_EXERCISE DETAILS_
Your answer should repeat the entries in full, exactly as given, with no pictures.

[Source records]
──────
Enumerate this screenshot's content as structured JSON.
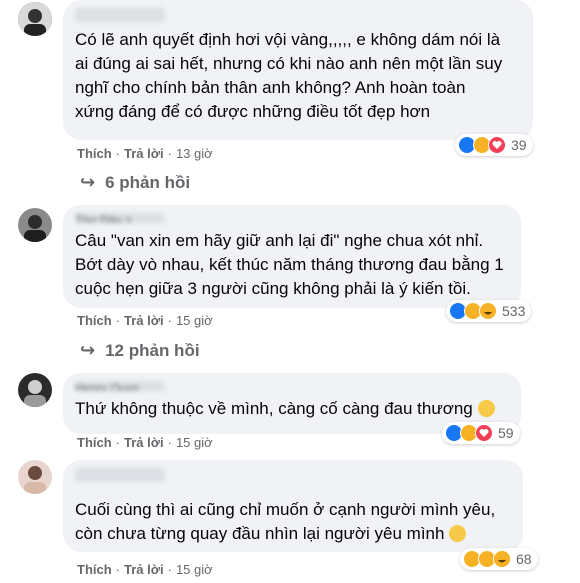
{
  "comments": [
    {
      "text": "Có lẽ anh quyết định hơi vội vàng,,,,, e không dám nói là\nai đúng ai sai hết, nhưng có khi nào anh nên một lần suy\nnghĩ cho chính bản thân anh không? Anh hoàn toàn\nxứng đáng để có được những điều tốt đẹp hơn",
      "like_label": "Thích",
      "reply_label": "Trả lời",
      "time": "13 giờ",
      "reaction_count": "39",
      "replies_label": "6 phản hồi"
    },
    {
      "name_partial": "Thơ Đậu s",
      "text": "Câu \"van xin em hãy giữ anh lại đi\" nghe chua xót nhỉ.\nBớt dày vò nhau, kết thúc năm tháng thương đau bằng 1\ncuộc hẹn giữa 3 người cũng không phải là ý kiến tồi.",
      "like_label": "Thích",
      "reply_label": "Trả lời",
      "time": "15 giờ",
      "reaction_count": "533",
      "replies_label": "12 phản hồi"
    },
    {
      "name_partial": "Henry Quyn",
      "text": "Thứ không thuộc về mình, càng cố càng đau thương",
      "like_label": "Thích",
      "reply_label": "Trả lời",
      "time": "15 giờ",
      "reaction_count": "59"
    },
    {
      "text": "Cuối cùng thì ai cũng chỉ muốn ở cạnh người mình yêu,\ncòn chưa từng quay đầu nhìn lại người yêu mình",
      "like_label": "Thích",
      "reply_label": "Trả lời",
      "time": "15 giờ",
      "reaction_count": "68"
    }
  ],
  "icons": {
    "like": "like-icon",
    "sad": "sad-icon",
    "love": "love-icon",
    "haha": "haha-icon",
    "reply_arrow": "reply-arrow-icon"
  },
  "colors": {
    "bubble": "#f0f2f5",
    "like_blue": "#1877f2",
    "meta_gray": "#65676b"
  }
}
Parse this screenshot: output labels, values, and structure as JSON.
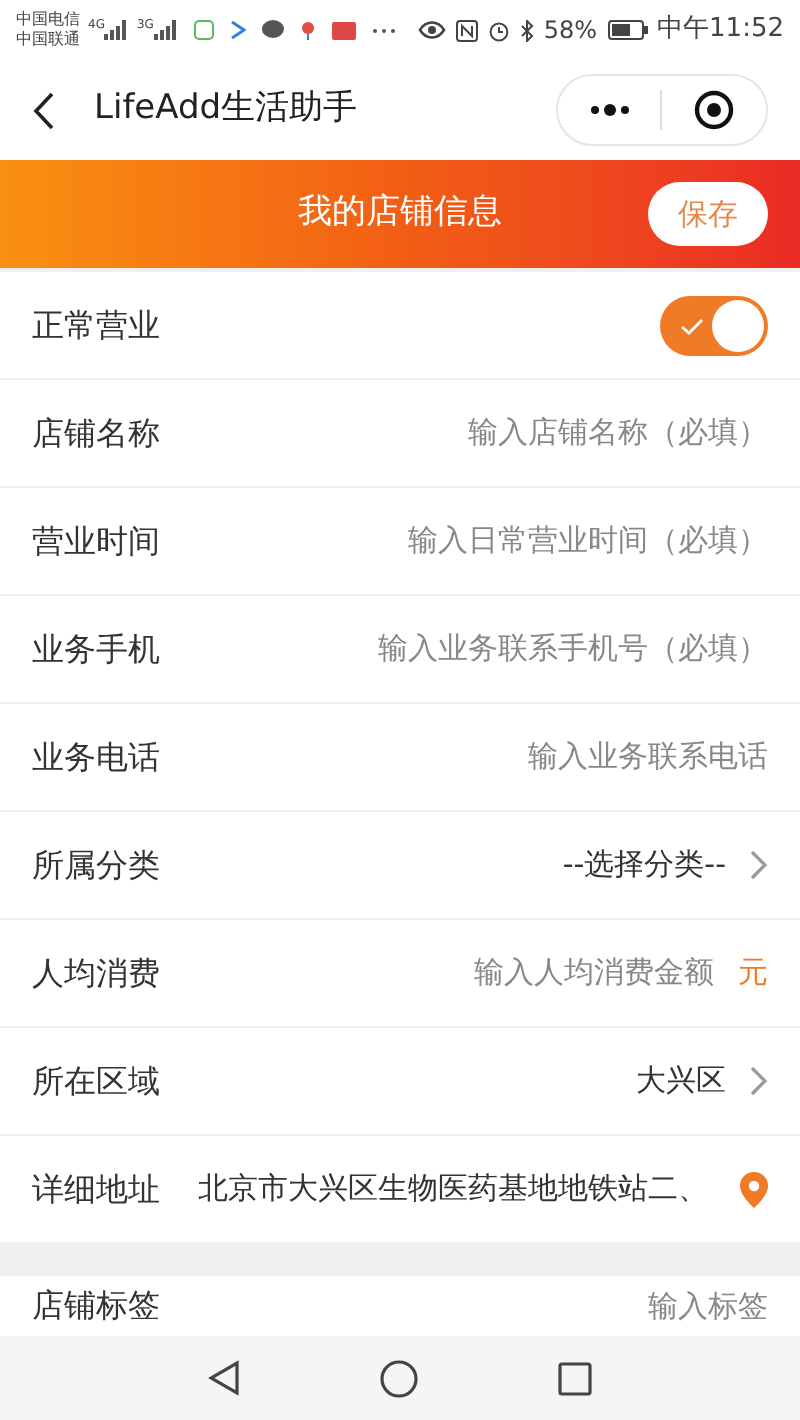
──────
_SOLUTION TO THIS EXERCISE_
Enumerate this screenshot's content as structured JSON.
{
  "comments": [
    {
      "text": "Có lẽ anh quyết định hơi vội vàng,,,,, e không dám nói là\nai đúng ai sai hết, nhưng có khi nào anh nên một lần suy\nnghĩ cho chính bản thân anh không? Anh hoàn toàn\nxứng đáng để có được những điều tốt đẹp hơn",
      "like_label": "Thích",
      "reply_label": "Trả lời",
      "time": "13 giờ",
      "reaction_count": "39",
      "replies_label": "6 phản hồi"
    },
    {
      "name_partial": "Thơ Đậu s",
      "text": "Câu \"van xin em hãy giữ anh lại đi\" nghe chua xót nhỉ.\nBớt dày vò nhau, kết thúc năm tháng thương đau bằng 1\ncuộc hẹn giữa 3 người cũng không phải là ý kiến tồi.",
      "like_label": "Thích",
      "reply_label": "Trả lời",
      "time": "15 giờ",
      "reaction_count": "533",
      "replies_label": "12 phản hồi"
    },
    {
      "name_partial": "Henry Quyn",
      "text": "Thứ không thuộc về mình, càng cố càng đau thương",
      "like_label": "Thích",
      "reply_label": "Trả lời",
      "time": "15 giờ",
      "reaction_count": "59"
    },
    {
      "text": "Cuối cùng thì ai cũng chỉ muốn ở cạnh người mình yêu,\ncòn chưa từng quay đầu nhìn lại người yêu mình",
      "like_label": "Thích",
      "reply_label": "Trả lời",
      "time": "15 giờ",
      "reaction_count": "68"
    }
  ],
  "icons": {
    "like": "like-icon",
    "sad": "sad-icon",
    "love": "love-icon",
    "haha": "haha-icon",
    "reply_arrow": "reply-arrow-icon"
  },
  "colors": {
    "bubble": "#f0f2f5",
    "like_blue": "#1877f2",
    "meta_gray": "#65676b"
  }
}
Parse this screenshot: output labels, values, and structure as JSON.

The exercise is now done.